|International Classification||F16K1/10, H01L21/00, F16K51/02|
|Cooperative Classification||F16K1/10, Y10T137/0318, H01L21/67126, F16K51/02|
|European Classification||H01L21/67S2M, F16K1/10, F16K51/02|
|Apr 8, 1997||AS||Assignment|
Owner name: MATERIALS RESEARCH CORPORATION, ARIZONA
Free format text: ASSIGNMENT OF ASSIGNORS INTEREST;ASSIGNOR:HURWITT, STEVEN D., (DECEASED) BY ANNE M. HURWITT EXECURTIX OF THE ESTATE;REEL/FRAME:008501/0957
Effective date: 19970328
Owner name: SONY CORPORATION, JAPAN
Free format text: ASSIGNMENT OF ASSIGNORS INTEREST;ASSIGNOR:HURWITT, STEVEN D., (DECEASED) BY ANNE M. HURWITT EXECURTIX OF THE ESTATE;REEL/FRAME:008501/0957
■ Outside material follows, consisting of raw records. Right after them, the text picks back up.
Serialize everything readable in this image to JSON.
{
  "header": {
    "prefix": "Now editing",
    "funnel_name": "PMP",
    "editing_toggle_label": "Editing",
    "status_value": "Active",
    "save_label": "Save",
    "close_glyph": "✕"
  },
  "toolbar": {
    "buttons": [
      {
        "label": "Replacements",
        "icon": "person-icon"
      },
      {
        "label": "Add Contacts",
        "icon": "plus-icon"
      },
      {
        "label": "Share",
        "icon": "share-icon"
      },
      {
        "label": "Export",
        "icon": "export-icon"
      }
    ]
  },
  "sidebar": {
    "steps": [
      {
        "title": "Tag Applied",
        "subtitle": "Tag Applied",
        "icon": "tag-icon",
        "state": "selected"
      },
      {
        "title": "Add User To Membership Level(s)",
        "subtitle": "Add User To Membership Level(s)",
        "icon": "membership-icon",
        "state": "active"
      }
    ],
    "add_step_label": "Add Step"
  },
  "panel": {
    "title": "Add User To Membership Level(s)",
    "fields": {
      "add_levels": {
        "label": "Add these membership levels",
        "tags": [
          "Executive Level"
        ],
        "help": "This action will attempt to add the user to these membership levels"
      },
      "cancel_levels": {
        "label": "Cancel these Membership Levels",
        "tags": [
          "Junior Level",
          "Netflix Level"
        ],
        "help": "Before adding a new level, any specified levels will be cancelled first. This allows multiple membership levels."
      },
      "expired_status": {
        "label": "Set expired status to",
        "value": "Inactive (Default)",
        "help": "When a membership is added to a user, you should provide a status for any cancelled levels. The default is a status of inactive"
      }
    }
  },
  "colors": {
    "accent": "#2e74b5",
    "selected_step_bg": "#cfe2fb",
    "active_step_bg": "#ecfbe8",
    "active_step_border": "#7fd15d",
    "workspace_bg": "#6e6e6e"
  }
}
Effective date: 19970328
|Jul 16, 1998||AS||Assignment|
Owner name: TOKYO ELECTRON LIMITED, JAPAN
Free format text: ASSIGNMENT OF ASSIGNORS INTEREST;ASSIGNORS:SONY CORPORATION;MATERIALS RESEARCH CORPORATION;REEL/FRAME:009306/0971
Effective date: 19980624
|May 22, 2001||CC||Certificate of correction|
|Aug 19, 2003||FPAY||Fee payment|
Year of fee payment: 4
|Aug 10, 2007||FPAY||Fee payment|
Year of fee payment: 8
|Aug 10, 2011||FPAY||Fee payment|
Year of fee payment: 12